In a nation politically incapable of preventing mass shootings, and where the right to quality affordable health care is not guaranteed, online fundraising sites are filling the gap to help pay for very expensive U.S. medical bills, like in the case of many survivors of the Las Vegas massacre.
About one month after the shootings, in which 59 people died and more than 500 people were injured, dozens have turned to the popular fundraising site GoFundMe to help them pay for things like surgery and rehabilitation.
There are at least 29 fundraising profiles on the site that specifically reference the Oct. 1 shooting at the Route 91 Harvest Festival, and they follow in the footsteps of other Americans (and even one hospital) who have turned to crowdfunding in order to avoid a medical bankruptcy. Most profiles are asking for money to pay for surgery and rehabilitation costs, and explain that these victims sustained gunshot and shrapnel wounds. One was trampled and another impaled with a tree branch.
“Because of her injuries physically and mentally, Gabby will be out of work for atleast [sic] a few weeks needing time time heal from the tragic event on Sunday night,” one profile reads. “Because of that, and the extensive expected medical bills from surgery and the ER, we have created this page to help alleviate some of the financial stress and burdens to be able to take some of the load off her plate to be able to recover without stress.”

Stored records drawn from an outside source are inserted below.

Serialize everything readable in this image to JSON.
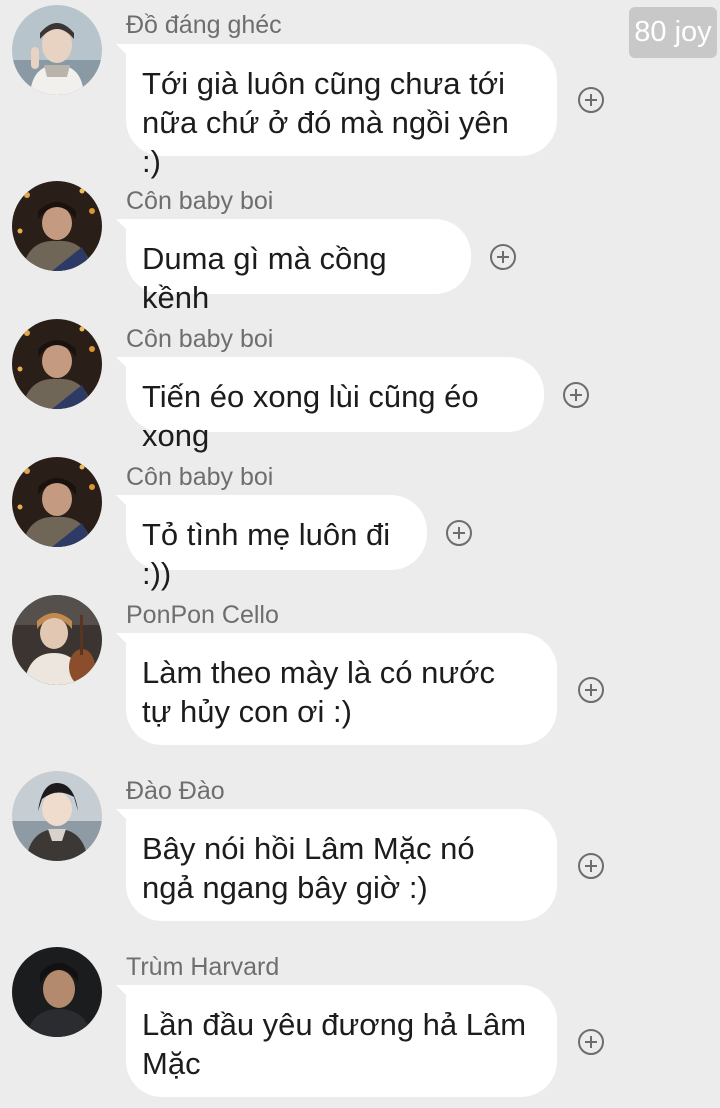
{
  "badge": {
    "text": "80 joy"
  },
  "messages": [
    {
      "sender": "Đồ đáng ghéc",
      "text": "Tới già luôn cũng chưa tới nữa chứ ở đó mà ngồi yên :)",
      "avatar": "avatar-boy-scarf"
    },
    {
      "sender": "Côn baby boi",
      "text": "Duma gì mà cồng kềnh",
      "avatar": "avatar-boy-lights"
    },
    {
      "sender": "Côn baby boi",
      "text": "Tiến éo xong lùi cũng éo xong",
      "avatar": "avatar-boy-lights"
    },
    {
      "sender": "Côn baby boi",
      "text": "Tỏ tình mẹ luôn đi :))",
      "avatar": "avatar-boy-lights"
    },
    {
      "sender": "PonPon Cello",
      "text": "Làm theo mày là có nước tự hủy con ơi :)",
      "avatar": "avatar-boy-cello"
    },
    {
      "sender": "Đào Đào",
      "text": "Bây nói hồi Lâm Mặc nó ngả ngang bây giờ :)",
      "avatar": "avatar-boy-sea"
    },
    {
      "sender": "Trùm Harvard",
      "text": "Lần đầu yêu đương hả Lâm Mặc",
      "avatar": "avatar-boy-dark"
    }
  ]
}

″Doctors said he might never walk again, but Mike is strong and is determined to walk again,” says another profile. “We are trying to raise money for his rehabilitation and get him well. He has a long road ahead of him, and lots of expenses. We want to get him the best help ever.”
Before the Affordable Care Act became law in 2010, 62 percent of all bankruptcies in the U.S. had medical causes. While there is some evidence to suggest that the ACA is linked to a steady decrease in personal bankruptcy filings, Americans today are still struggling to afford to pay their bills — especially those in states that chose not to expand Medicaid eligibility after the ACA took effect.
Enter online crowdfunding, which puts the tradition of passing a hat around at church or the workplace for donations on a global platform. Now everyone a patient has ever met, as well as internet strangers, can rally around the need to raise funds to pay medical bills or for future medical procedures.
There are few reliable estimates for how common is the practice of crowdfunding for medical bills, but an April 2016 analysis of such sites found that YouCaring.com had 15,880 active medical campaigns, while FundRazr…